Cassava is the third largest source of food carbohydrates in the tropics after rice and maize and is a major staple food in the developing world, providing a basic diet for over half a billion people (FAO).
In many countries around or close to Zimbabwe it is a staple. These include Zambia, Mozambique, Malawi, Democratic Republic of Congo (DRC), Ghana and Tanzania. However, the crop has never been popular in the land between the Zambezi and the Limpopo rivers, where maize (ground into powder and cooked into a stiff porridge called ‘sadza’) is the main source of carbohydrates.

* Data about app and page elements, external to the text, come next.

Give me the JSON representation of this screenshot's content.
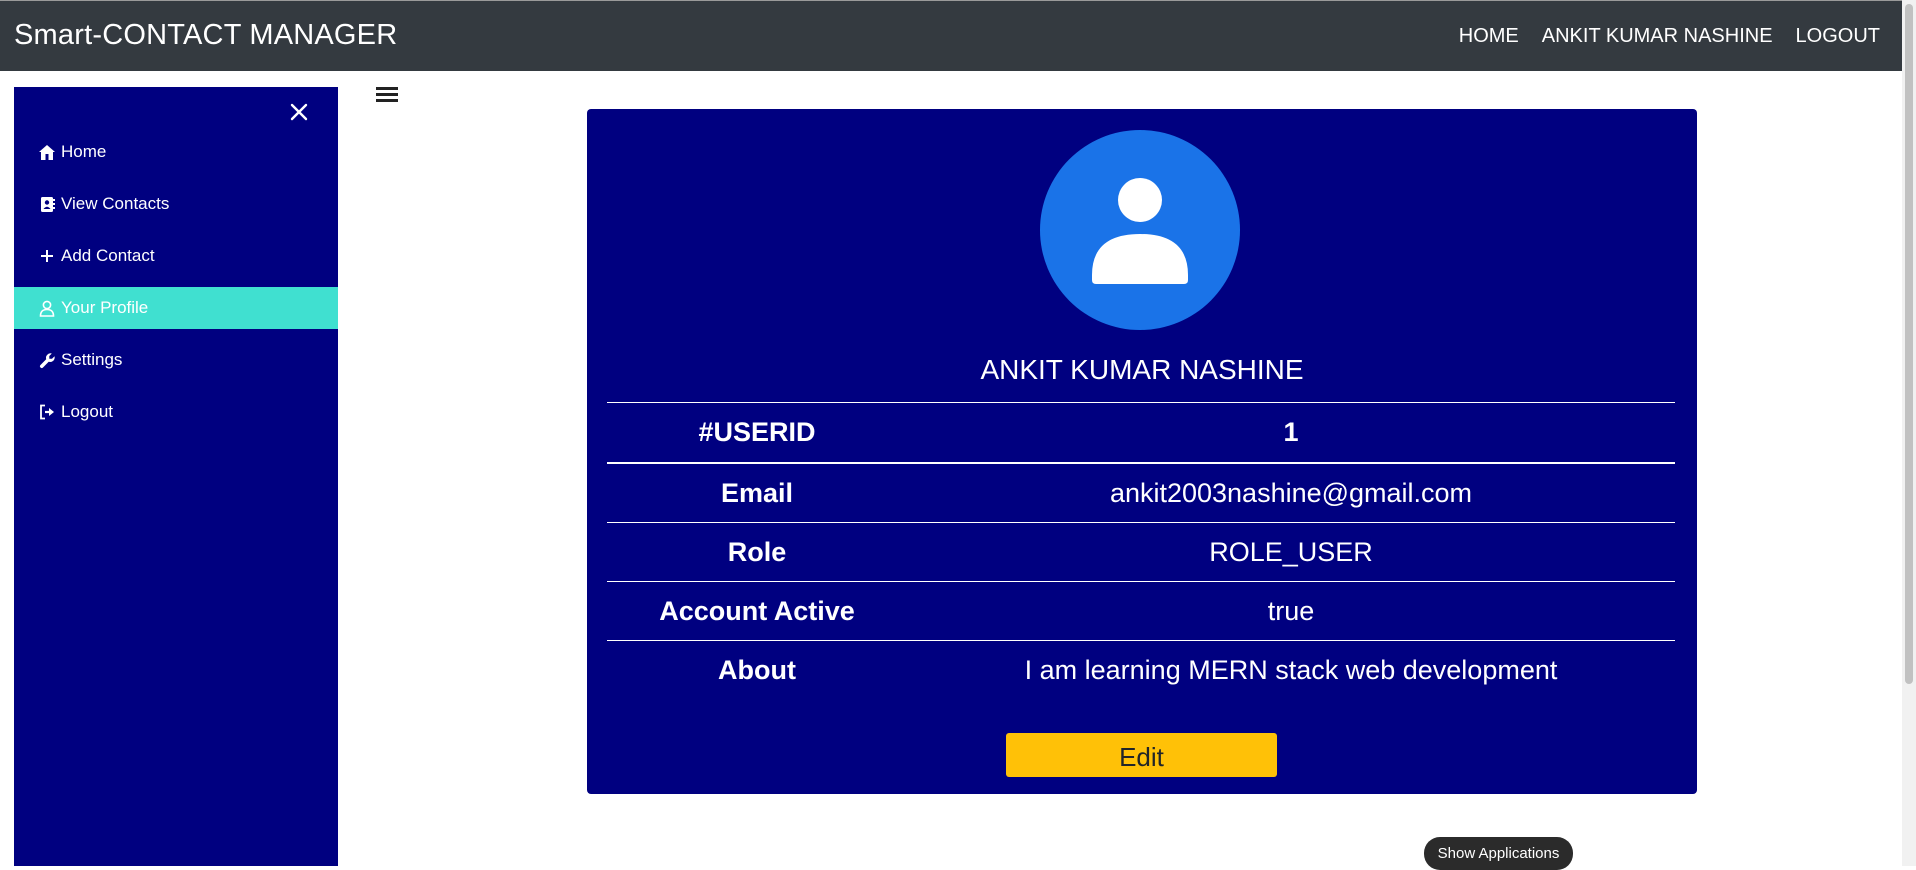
{
  "header": {
    "brand": "Smart-CONTACT MANAGER",
    "nav": [
      {
        "label": "HOME"
      },
      {
        "label": "ANKIT KUMAR NASHINE"
      },
      {
        "label": "LOGOUT"
      }
    ]
  },
  "sidebar": {
    "close_icon": "close-icon",
    "items": [
      {
        "label": "Home",
        "icon": "home-icon"
      },
      {
        "label": "View Contacts",
        "icon": "contacts-book-icon"
      },
      {
        "label": "Add Contact",
        "icon": "plus-icon"
      },
      {
        "label": "Your Profile",
        "icon": "user-icon",
        "active": true
      },
      {
        "label": "Settings",
        "icon": "wrench-icon"
      },
      {
        "label": "Logout",
        "icon": "logout-icon"
      }
    ]
  },
  "profile": {
    "name": "ANKIT KUMAR NASHINE",
    "rows": [
      {
        "key": "#USERID",
        "value": "1"
      },
      {
        "key": "Email",
        "value": "ankit2003nashine@gmail.com"
      },
      {
        "key": "Role",
        "value": "ROLE_USER"
      },
      {
        "key": "Account Active",
        "value": "true"
      },
      {
        "key": "About",
        "value": "I am learning MERN stack web development"
      }
    ],
    "edit_label": "Edit"
  },
  "taskbar": {
    "show_apps_label": "Show Applications"
  },
  "colors": {
    "topbar": "#343a40",
    "sidebar": "#000080",
    "active_item": "#40e0d0",
    "card": "#000080",
    "avatar_bg": "#1a73e8",
    "edit_button": "#ffc107"
  }
}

The lure of cassava is its high resistance to drought, its diversity of uses –from food, biofuel, medicinal applications, laundry starch to livestock feed, its level of food calories produced and its potential as a cash crop.

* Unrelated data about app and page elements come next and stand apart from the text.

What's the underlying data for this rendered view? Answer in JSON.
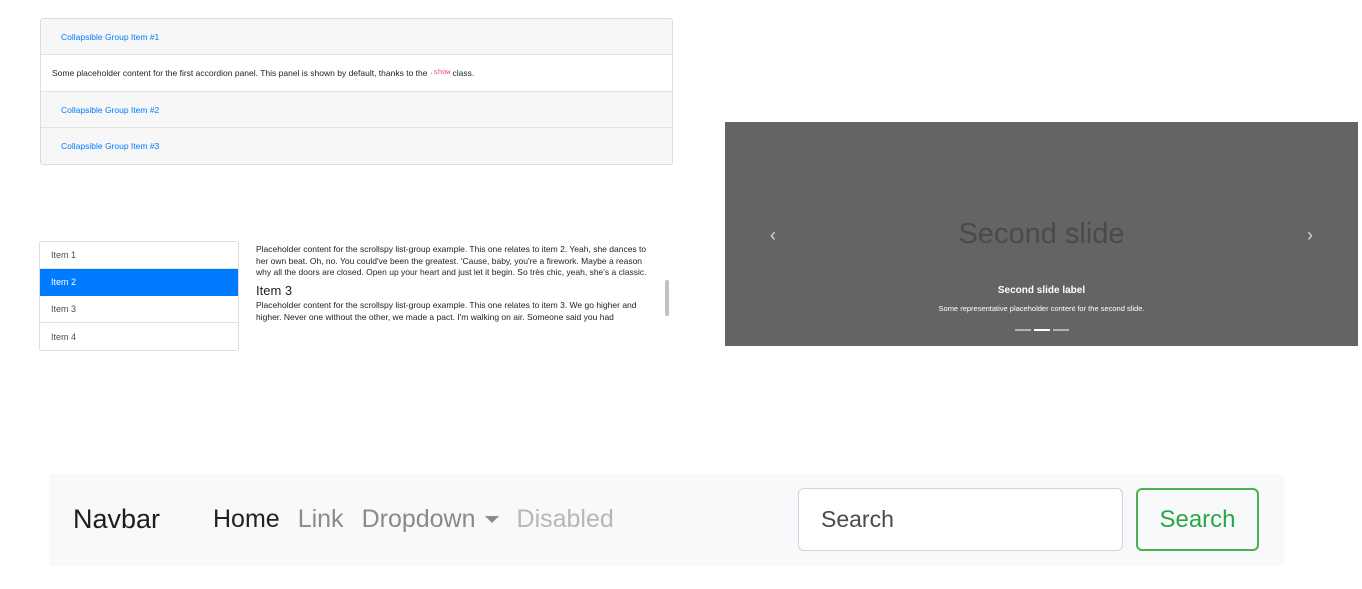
{
  "accordion": {
    "items": [
      {
        "label": "Collapsible Group Item #1"
      },
      {
        "label": "Collapsible Group Item #2"
      },
      {
        "label": "Collapsible Group Item #3"
      }
    ],
    "open_body": {
      "text_before": "Some placeholder content for the first accordion panel. This panel is shown by default, thanks to the",
      "code": ".show",
      "text_after": "class."
    }
  },
  "scrollspy": {
    "items": [
      {
        "label": "Item 1"
      },
      {
        "label": "Item 2"
      },
      {
        "label": "Item 3"
      },
      {
        "label": "Item 4"
      }
    ],
    "active_item": "Item 2",
    "paragraph_item2": "Placeholder content for the scrollspy list-group example. This one relates to item 2. Yeah, she dances to her own beat. Oh, no. You could've been the greatest. 'Cause, baby, you're a firework. Maybe a reason why all the doors are closed. Open up your heart and just let it begin. So très chic, yeah, she's a classic.",
    "heading_item3": "Item 3",
    "paragraph_item3": "Placeholder content for the scrollspy list-group example. This one relates to item 3. We go higher and higher. Never one without the other, we made a pact. I'm walking on air. Someone said you had"
  },
  "carousel": {
    "slide_title": "Second slide",
    "caption_title": "Second slide label",
    "caption_text": "Some representative placeholder content for the second slide.",
    "prev_icon": "‹",
    "next_icon": "›",
    "indicator_count": 3,
    "active_indicator": 2,
    "background_color": "#646464"
  },
  "navbar": {
    "brand": "Navbar",
    "links": {
      "home": "Home",
      "link": "Link",
      "dropdown": "Dropdown",
      "disabled": "Disabled"
    },
    "search_placeholder": "Search",
    "search_button": "Search",
    "accent_color": "#28a745"
  }
}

The Cassava Commercialisation Project is being promoted by The Zimbabwe Microfinance Wholesale Facility, Quest Financial Services, DFID, GIZ and HIVOS.
These partners recently brought together other agricultural players for a workshop in Harare whose objectives were to develop and adopt a strategy for commercialising cassava and influencing
national policy on cassava as a strategic crop in Zimbabwe. An additional aim is to create a critical mass of knowledge and strategic information about the cassava crop based on shared experiences.
Ndumiso Mpofu, Programme Officer for the Green Entrepreneurship Programme at the HIVOS Regional Office in Southern Africa, explainsthat Hivos is supporting this project as it fits well into its climate change response strategy.
A number of challenges related to the commercialisation of cassava were raised during the workshop. These included the lack of a policy framework to support large-scale cassava introduction, the short shelf life of cassava after harvesting and the need to create a market for the crop to ensure that it will be purchased.
Among the conclusions of the workshop was the creation of a cassava taskforce that would spearhead the project. The taskforce has been asked to develop a cassava commercialisation strategy and source funding for setting up and upscaling innovation hubs that will explore the various uses of cassava in Zimbabwe.
The taskforce also has the multi-faceted job of engaging in advocacy towards policy makers. Once they have buy-in from the lawmakers and the right policies are in place, the real work of convincing the Zimbabwean population that there can be an alternative or even a worthwhile ‘backup’ to sadza will begin.